**Recorded information:**
........

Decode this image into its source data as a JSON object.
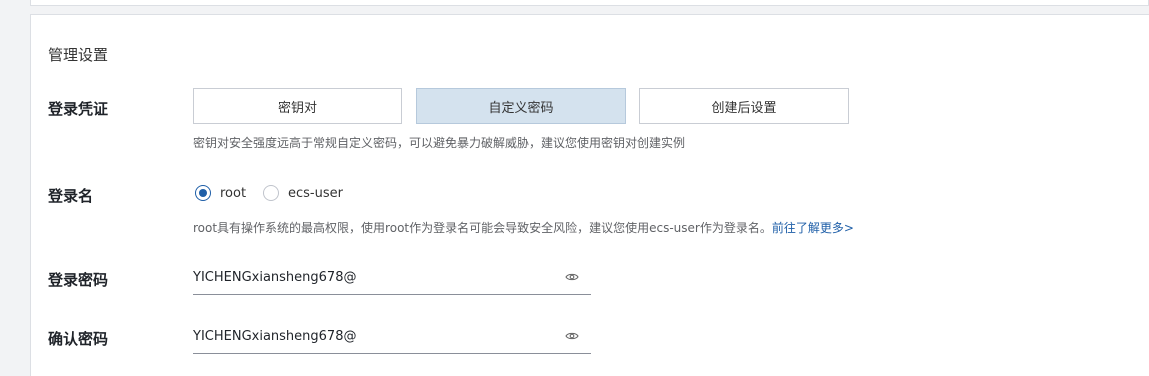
{
  "section": {
    "title": "管理设置"
  },
  "credential": {
    "label": "登录凭证",
    "options": [
      "密钥对",
      "自定义密码",
      "创建后设置"
    ],
    "selected": "自定义密码",
    "hint": "密钥对安全强度远高于常规自定义密码，可以避免暴力破解威胁，建议您使用密钥对创建实例"
  },
  "login_name": {
    "label": "登录名",
    "options": [
      "root",
      "ecs-user"
    ],
    "selected": "root",
    "hint": "root具有操作系统的最高权限，使用root作为登录名可能会导致安全风险，建议您使用ecs-user作为登录名。",
    "link": "前往了解更多>"
  },
  "password": {
    "label": "登录密码",
    "value": "YICHENGxiansheng678@",
    "icon": "eye-icon"
  },
  "confirm_password": {
    "label": "确认密码",
    "value": "YICHENGxiansheng678@",
    "icon": "eye-icon"
  },
  "colors": {
    "accent": "#1f5fa8",
    "selected_bg": "#d4e2ee"
  }
}
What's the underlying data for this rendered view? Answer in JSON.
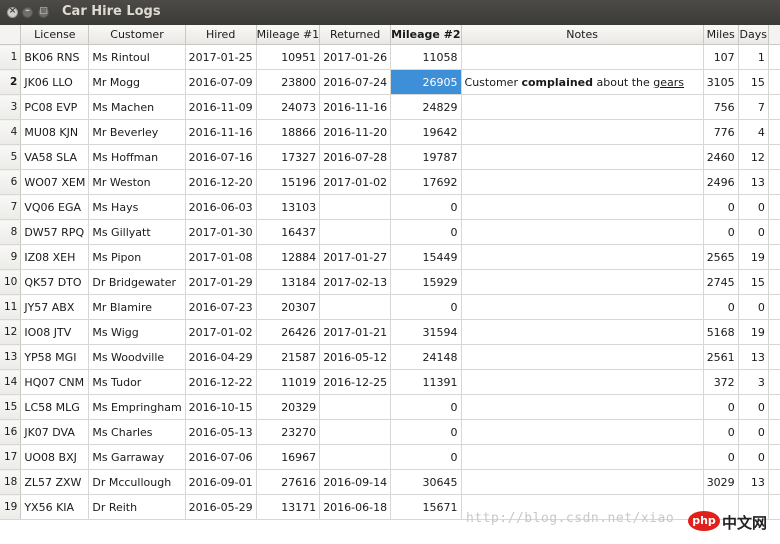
{
  "window": {
    "title": "Car Hire Logs"
  },
  "table": {
    "columns": [
      "License",
      "Customer",
      "Hired",
      "Mileage #1",
      "Returned",
      "Mileage #2",
      "Notes",
      "Miles",
      "Days"
    ],
    "rows": [
      {
        "n": "1",
        "license": "BK06 RNS",
        "customer": "Ms Rintoul",
        "hired": "2017-01-25",
        "m1": "10951",
        "returned": "2017-01-26",
        "m2": "11058",
        "notes": "",
        "miles": "107",
        "days": "1"
      },
      {
        "n": "2",
        "license": "JK06 LLO",
        "customer": "Mr Mogg",
        "hired": "2016-07-09",
        "m1": "23800",
        "returned": "2016-07-24",
        "m2": "26905",
        "notes": "",
        "miles": "3105",
        "days": "15"
      },
      {
        "n": "3",
        "license": "PC08 EVP",
        "customer": "Ms Machen",
        "hired": "2016-11-09",
        "m1": "24073",
        "returned": "2016-11-16",
        "m2": "24829",
        "notes": "",
        "miles": "756",
        "days": "7"
      },
      {
        "n": "4",
        "license": "MU08 KJN",
        "customer": "Mr Beverley",
        "hired": "2016-11-16",
        "m1": "18866",
        "returned": "2016-11-20",
        "m2": "19642",
        "notes": "",
        "miles": "776",
        "days": "4"
      },
      {
        "n": "5",
        "license": "VA58 SLA",
        "customer": "Ms Hoffman",
        "hired": "2016-07-16",
        "m1": "17327",
        "returned": "2016-07-28",
        "m2": "19787",
        "notes": "",
        "miles": "2460",
        "days": "12"
      },
      {
        "n": "6",
        "license": "WO07 XEM",
        "customer": "Mr Weston",
        "hired": "2016-12-20",
        "m1": "15196",
        "returned": "2017-01-02",
        "m2": "17692",
        "notes": "",
        "miles": "2496",
        "days": "13"
      },
      {
        "n": "7",
        "license": "VQ06 EGA",
        "customer": "Ms Hays",
        "hired": "2016-06-03",
        "m1": "13103",
        "returned": "",
        "m2": "0",
        "notes": "",
        "miles": "0",
        "days": "0"
      },
      {
        "n": "8",
        "license": "DW57 RPQ",
        "customer": "Ms Gillyatt",
        "hired": "2017-01-30",
        "m1": "16437",
        "returned": "",
        "m2": "0",
        "notes": "",
        "miles": "0",
        "days": "0"
      },
      {
        "n": "9",
        "license": "IZ08 XEH",
        "customer": "Ms Pipon",
        "hired": "2017-01-08",
        "m1": "12884",
        "returned": "2017-01-27",
        "m2": "15449",
        "notes": "",
        "miles": "2565",
        "days": "19"
      },
      {
        "n": "10",
        "license": "QK57 DTO",
        "customer": "Dr Bridgewater",
        "hired": "2017-01-29",
        "m1": "13184",
        "returned": "2017-02-13",
        "m2": "15929",
        "notes": "",
        "miles": "2745",
        "days": "15"
      },
      {
        "n": "11",
        "license": "JY57 ABX",
        "customer": "Mr Blamire",
        "hired": "2016-07-23",
        "m1": "20307",
        "returned": "",
        "m2": "0",
        "notes": "",
        "miles": "0",
        "days": "0"
      },
      {
        "n": "12",
        "license": "IO08 JTV",
        "customer": "Ms Wigg",
        "hired": "2017-01-02",
        "m1": "26426",
        "returned": "2017-01-21",
        "m2": "31594",
        "notes": "",
        "miles": "5168",
        "days": "19"
      },
      {
        "n": "13",
        "license": "YP58 MGI",
        "customer": "Ms Woodville",
        "hired": "2016-04-29",
        "m1": "21587",
        "returned": "2016-05-12",
        "m2": "24148",
        "notes": "",
        "miles": "2561",
        "days": "13"
      },
      {
        "n": "14",
        "license": "HQ07 CNM",
        "customer": "Ms Tudor",
        "hired": "2016-12-22",
        "m1": "11019",
        "returned": "2016-12-25",
        "m2": "11391",
        "notes": "",
        "miles": "372",
        "days": "3"
      },
      {
        "n": "15",
        "license": "LC58 MLG",
        "customer": "Ms Empringham",
        "hired": "2016-10-15",
        "m1": "20329",
        "returned": "",
        "m2": "0",
        "notes": "",
        "miles": "0",
        "days": "0"
      },
      {
        "n": "16",
        "license": "JK07 DVA",
        "customer": "Ms Charles",
        "hired": "2016-05-13",
        "m1": "23270",
        "returned": "",
        "m2": "0",
        "notes": "",
        "miles": "0",
        "days": "0"
      },
      {
        "n": "17",
        "license": "UO08 BXJ",
        "customer": "Ms Garraway",
        "hired": "2016-07-06",
        "m1": "16967",
        "returned": "",
        "m2": "0",
        "notes": "",
        "miles": "0",
        "days": "0"
      },
      {
        "n": "18",
        "license": "ZL57 ZXW",
        "customer": "Dr Mccullough",
        "hired": "2016-09-01",
        "m1": "27616",
        "returned": "2016-09-14",
        "m2": "30645",
        "notes": "",
        "miles": "3029",
        "days": "13"
      },
      {
        "n": "19",
        "license": "YX56 KIA",
        "customer": "Dr Reith",
        "hired": "2016-05-29",
        "m1": "13171",
        "returned": "2016-06-18",
        "m2": "15671",
        "notes": "",
        "miles": "",
        "days": ""
      }
    ],
    "rich_note": {
      "row": "2",
      "parts": [
        "Customer ",
        "complained",
        " about the ",
        "gears"
      ]
    },
    "selected_cell": {
      "row": "2",
      "column": "Mileage #2"
    },
    "current_row": "2",
    "bold_header": "Mileage #2"
  },
  "watermark": {
    "text": "http://blog.csdn.net/xiao",
    "logo_left": "php",
    "logo_right": "中文网"
  },
  "colors": {
    "selection": "#3d8fd7",
    "titlebar": "#3c3b37"
  }
}
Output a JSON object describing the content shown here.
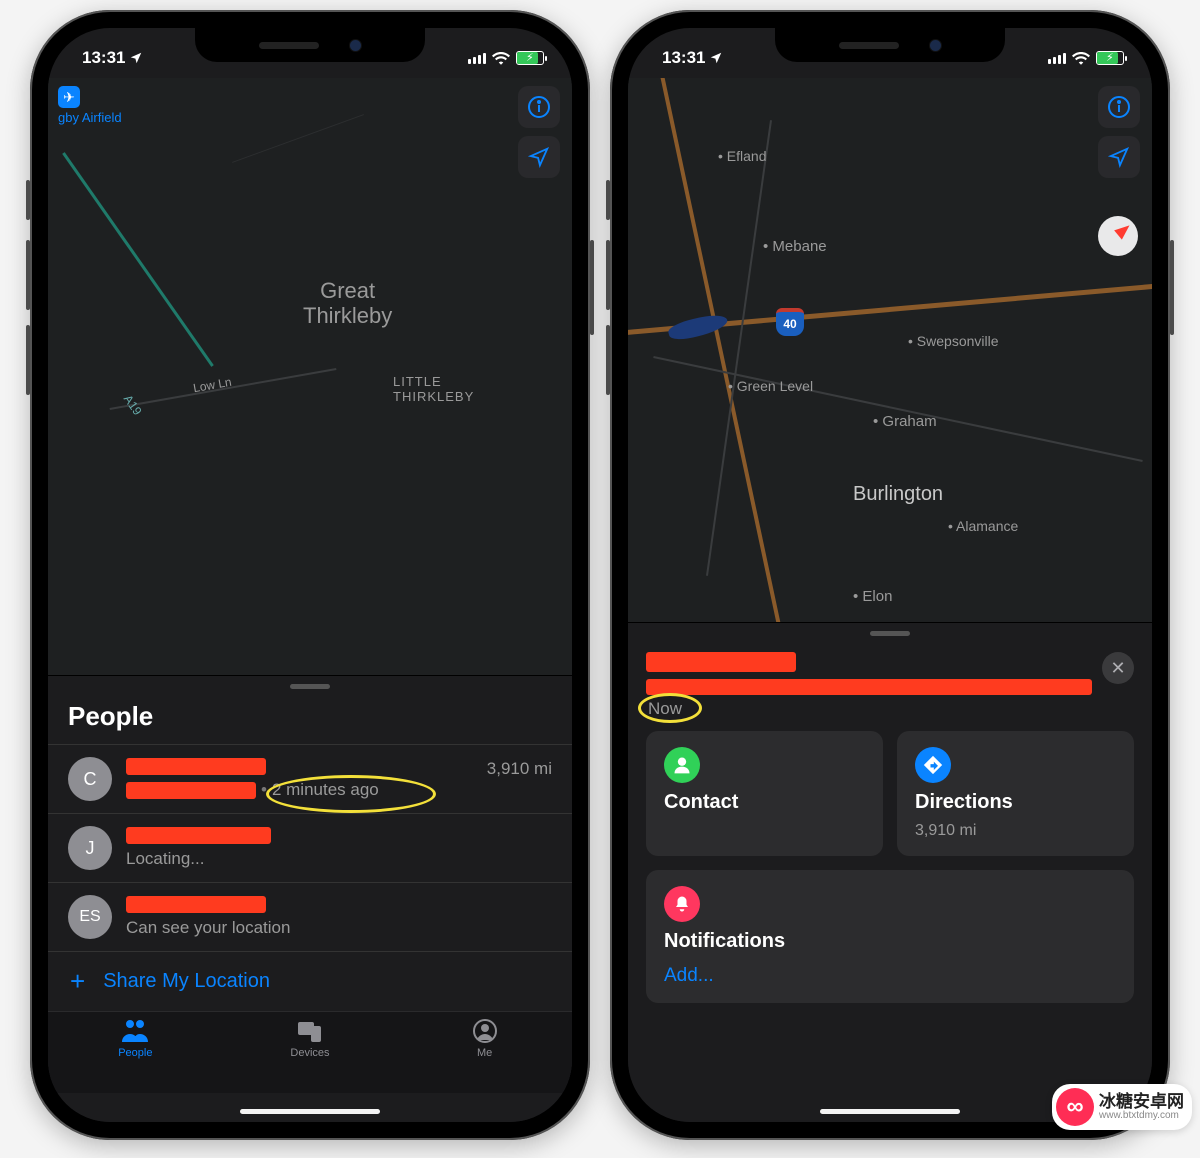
{
  "status": {
    "time": "13:31"
  },
  "left": {
    "poi_label": "gby Airfield",
    "map_places": {
      "great": "Great",
      "thirkleby": "Thirkleby",
      "little": "LITTLE\nTHIRKLEBY",
      "a19": "A19",
      "lowln": "Low Ln"
    },
    "sheet_title": "People",
    "people": [
      {
        "initial": "C",
        "time_text": "2 minutes ago",
        "distance": "3,910 mi"
      },
      {
        "initial": "J",
        "status": "Locating..."
      },
      {
        "initial": "ES",
        "status": "Can see your location"
      }
    ],
    "share_label": "Share My Location",
    "tabs": {
      "people": "People",
      "devices": "Devices",
      "me": "Me"
    }
  },
  "right": {
    "map_places": {
      "efland": "Efland",
      "mebane": "Mebane",
      "swepsonville": "Swepsonville",
      "greenlevel": "Green Level",
      "graham": "Graham",
      "burlington": "Burlington",
      "alamance": "Alamance",
      "elon": "Elon",
      "i40": "40"
    },
    "now_label": "Now",
    "cards": {
      "contact": "Contact",
      "directions": "Directions",
      "directions_sub": "3,910 mi",
      "notifications": "Notifications",
      "add": "Add..."
    }
  },
  "watermark": {
    "main": "冰糖安卓网",
    "sub": "www.btxtdmy.com"
  }
}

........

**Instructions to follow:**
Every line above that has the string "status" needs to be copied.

**Result for this task:**
  "status": {
        "status": "Locating..."
        "status": "Can see your location"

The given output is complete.